BEGIN Materials provided

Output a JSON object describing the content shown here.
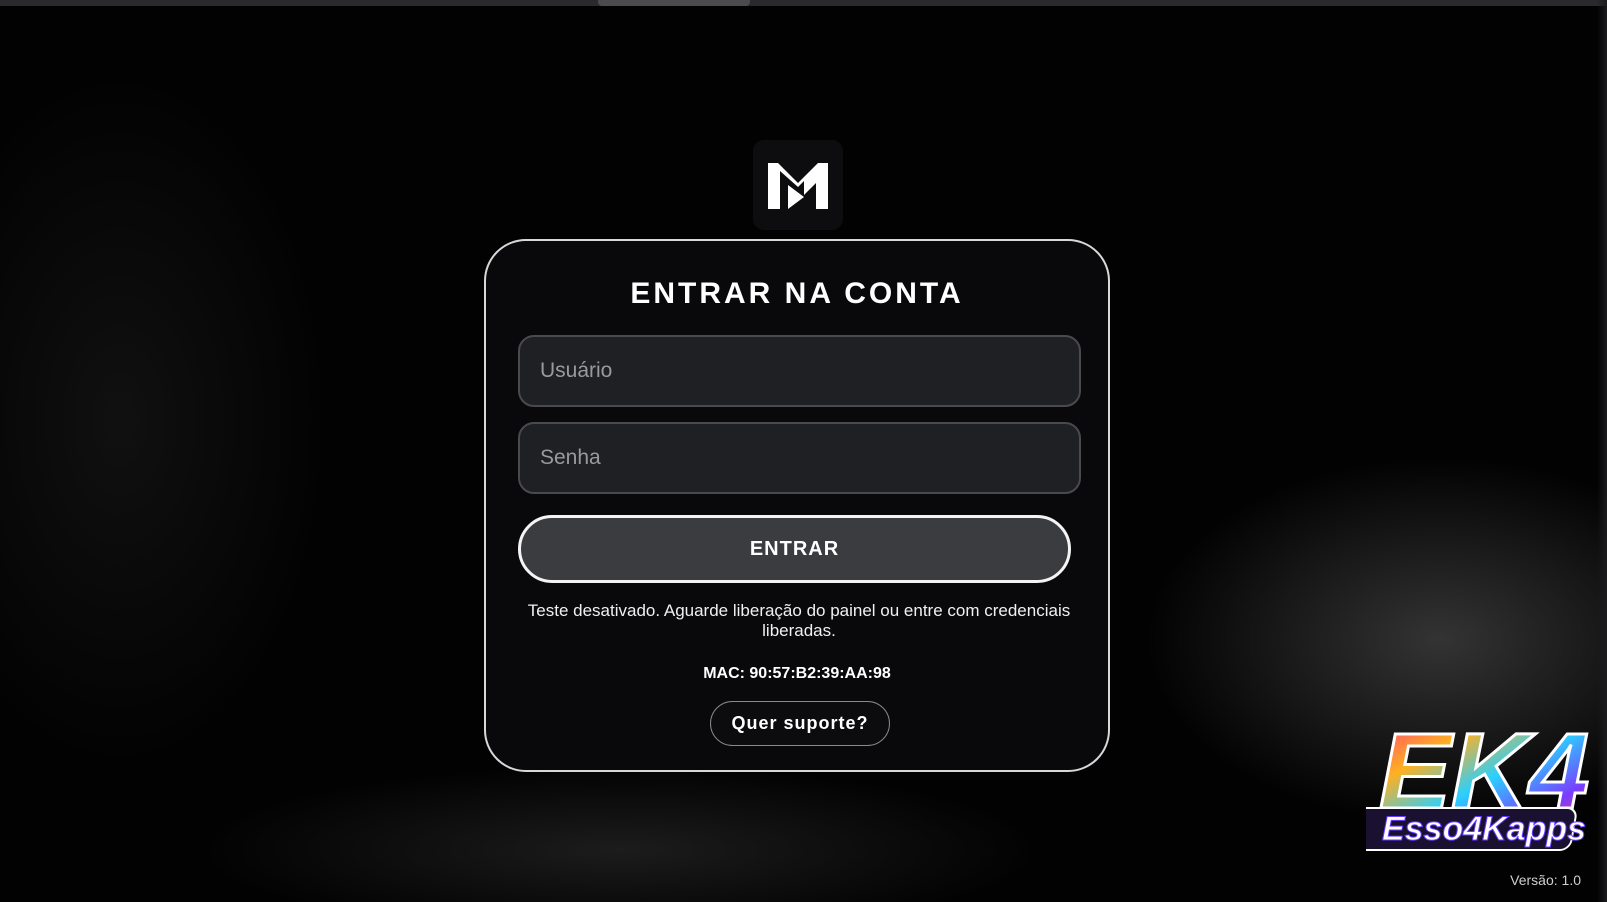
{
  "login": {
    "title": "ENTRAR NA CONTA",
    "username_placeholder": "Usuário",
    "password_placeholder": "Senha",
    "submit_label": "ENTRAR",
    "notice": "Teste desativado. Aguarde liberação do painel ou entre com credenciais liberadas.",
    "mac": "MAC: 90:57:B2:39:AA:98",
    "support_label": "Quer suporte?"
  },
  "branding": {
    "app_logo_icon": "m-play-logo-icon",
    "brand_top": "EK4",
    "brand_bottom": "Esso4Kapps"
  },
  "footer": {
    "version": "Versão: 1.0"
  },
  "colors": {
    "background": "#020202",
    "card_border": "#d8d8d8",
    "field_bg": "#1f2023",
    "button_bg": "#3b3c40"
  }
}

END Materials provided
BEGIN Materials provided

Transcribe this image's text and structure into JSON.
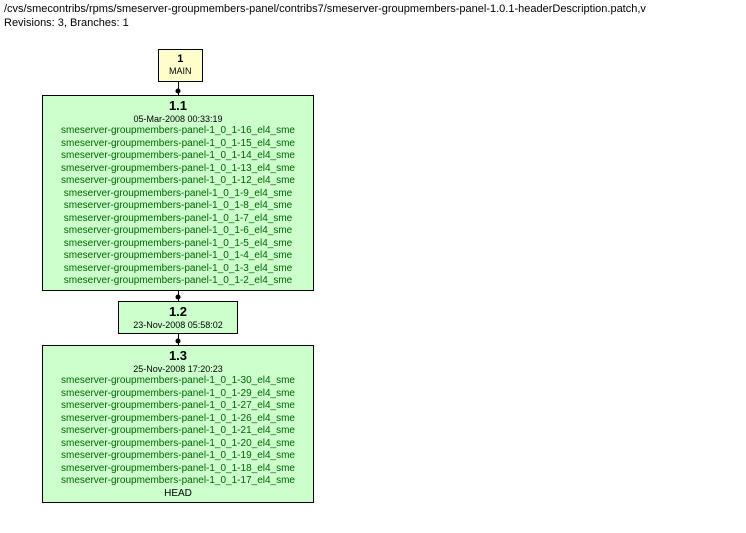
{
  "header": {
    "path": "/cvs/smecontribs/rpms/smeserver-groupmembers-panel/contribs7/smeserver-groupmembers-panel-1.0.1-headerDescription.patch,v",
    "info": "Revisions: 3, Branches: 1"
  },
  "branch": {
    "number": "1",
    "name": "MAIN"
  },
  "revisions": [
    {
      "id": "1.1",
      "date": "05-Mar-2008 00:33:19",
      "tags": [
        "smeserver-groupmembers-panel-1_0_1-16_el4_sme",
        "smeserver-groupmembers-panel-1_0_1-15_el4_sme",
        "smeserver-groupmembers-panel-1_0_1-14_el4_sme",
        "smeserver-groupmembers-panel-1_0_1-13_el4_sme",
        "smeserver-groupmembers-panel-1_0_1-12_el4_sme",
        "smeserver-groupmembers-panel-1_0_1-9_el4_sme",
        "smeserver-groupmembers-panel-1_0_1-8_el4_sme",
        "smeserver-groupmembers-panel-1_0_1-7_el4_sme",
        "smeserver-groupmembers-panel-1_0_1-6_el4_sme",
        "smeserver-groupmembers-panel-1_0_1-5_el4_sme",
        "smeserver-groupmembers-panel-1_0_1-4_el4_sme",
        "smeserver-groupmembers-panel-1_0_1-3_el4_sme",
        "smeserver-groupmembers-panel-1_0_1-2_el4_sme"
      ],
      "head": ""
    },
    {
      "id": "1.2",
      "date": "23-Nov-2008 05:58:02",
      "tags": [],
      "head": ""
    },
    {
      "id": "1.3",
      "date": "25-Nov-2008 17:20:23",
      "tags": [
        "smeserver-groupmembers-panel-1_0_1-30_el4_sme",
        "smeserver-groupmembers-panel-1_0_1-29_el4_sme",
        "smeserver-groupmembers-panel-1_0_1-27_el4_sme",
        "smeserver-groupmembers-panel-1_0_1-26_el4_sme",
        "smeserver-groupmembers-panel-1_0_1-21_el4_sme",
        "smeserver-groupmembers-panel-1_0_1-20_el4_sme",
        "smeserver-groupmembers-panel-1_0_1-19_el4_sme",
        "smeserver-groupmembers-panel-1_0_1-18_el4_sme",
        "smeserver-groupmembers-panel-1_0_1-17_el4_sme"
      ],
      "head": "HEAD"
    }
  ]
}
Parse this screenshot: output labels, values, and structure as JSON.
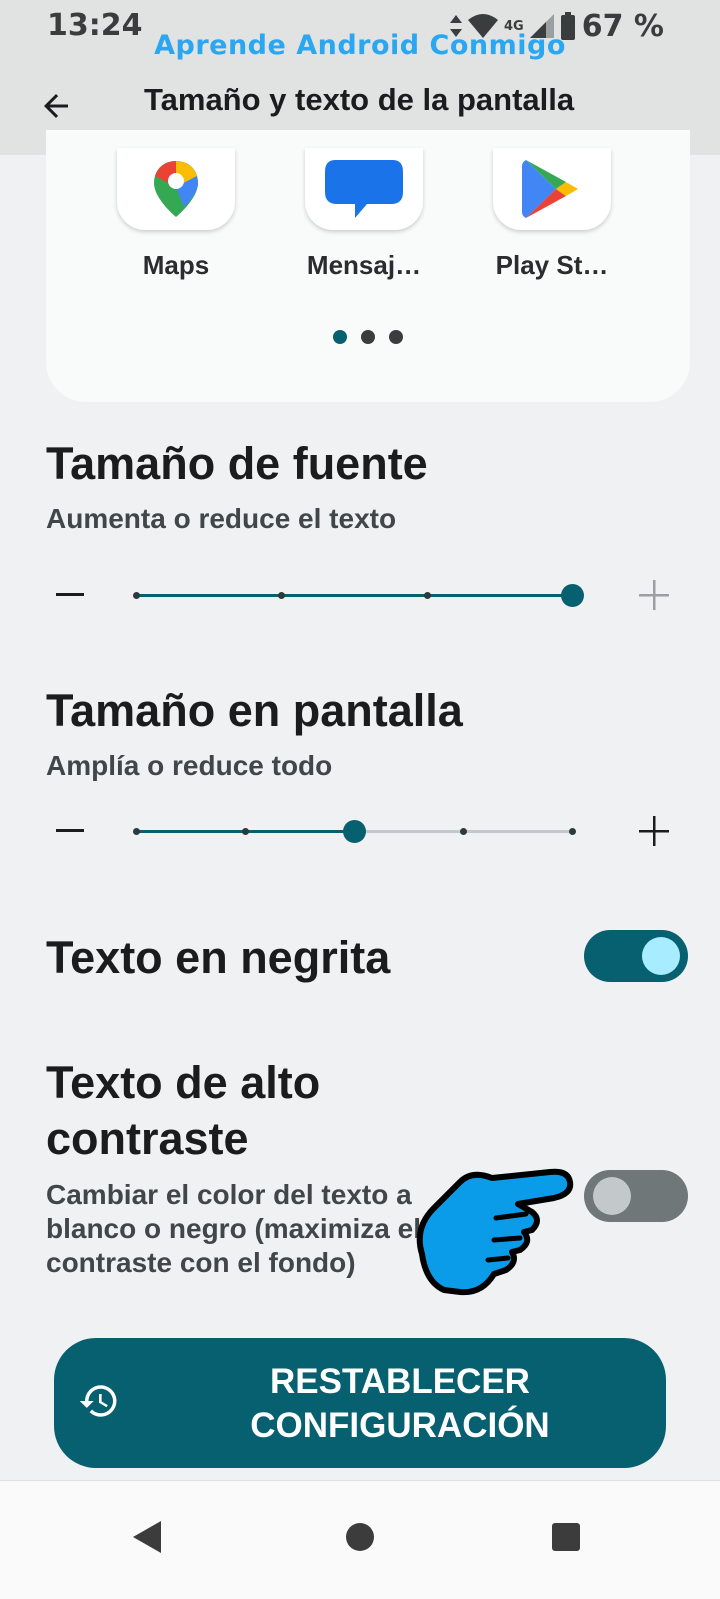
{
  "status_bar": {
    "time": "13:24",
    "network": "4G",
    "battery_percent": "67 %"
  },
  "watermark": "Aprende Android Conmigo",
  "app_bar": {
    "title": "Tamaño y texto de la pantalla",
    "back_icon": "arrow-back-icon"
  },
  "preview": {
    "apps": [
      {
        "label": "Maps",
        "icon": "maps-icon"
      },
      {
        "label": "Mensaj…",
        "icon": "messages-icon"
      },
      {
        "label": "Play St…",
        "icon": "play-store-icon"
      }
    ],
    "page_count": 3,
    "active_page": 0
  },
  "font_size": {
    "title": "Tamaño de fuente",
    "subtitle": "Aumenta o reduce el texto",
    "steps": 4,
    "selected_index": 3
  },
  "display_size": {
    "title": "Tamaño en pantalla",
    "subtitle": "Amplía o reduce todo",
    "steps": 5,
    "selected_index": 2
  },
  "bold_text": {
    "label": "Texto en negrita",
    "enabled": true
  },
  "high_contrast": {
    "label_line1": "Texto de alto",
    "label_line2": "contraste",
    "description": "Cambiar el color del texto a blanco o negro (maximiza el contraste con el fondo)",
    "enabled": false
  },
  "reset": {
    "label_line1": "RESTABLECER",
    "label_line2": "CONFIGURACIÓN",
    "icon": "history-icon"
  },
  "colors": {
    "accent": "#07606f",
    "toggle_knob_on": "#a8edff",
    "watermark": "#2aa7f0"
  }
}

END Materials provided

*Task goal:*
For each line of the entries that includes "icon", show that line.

*Result of this task:*
    "app_logo_icon": "m-play-logo-icon",
    "back_icon": "arrow-back-icon"
        "icon": "maps-icon"
        "icon": "messages-icon"
        "icon": "play-store-icon"
    "icon": "history-icon"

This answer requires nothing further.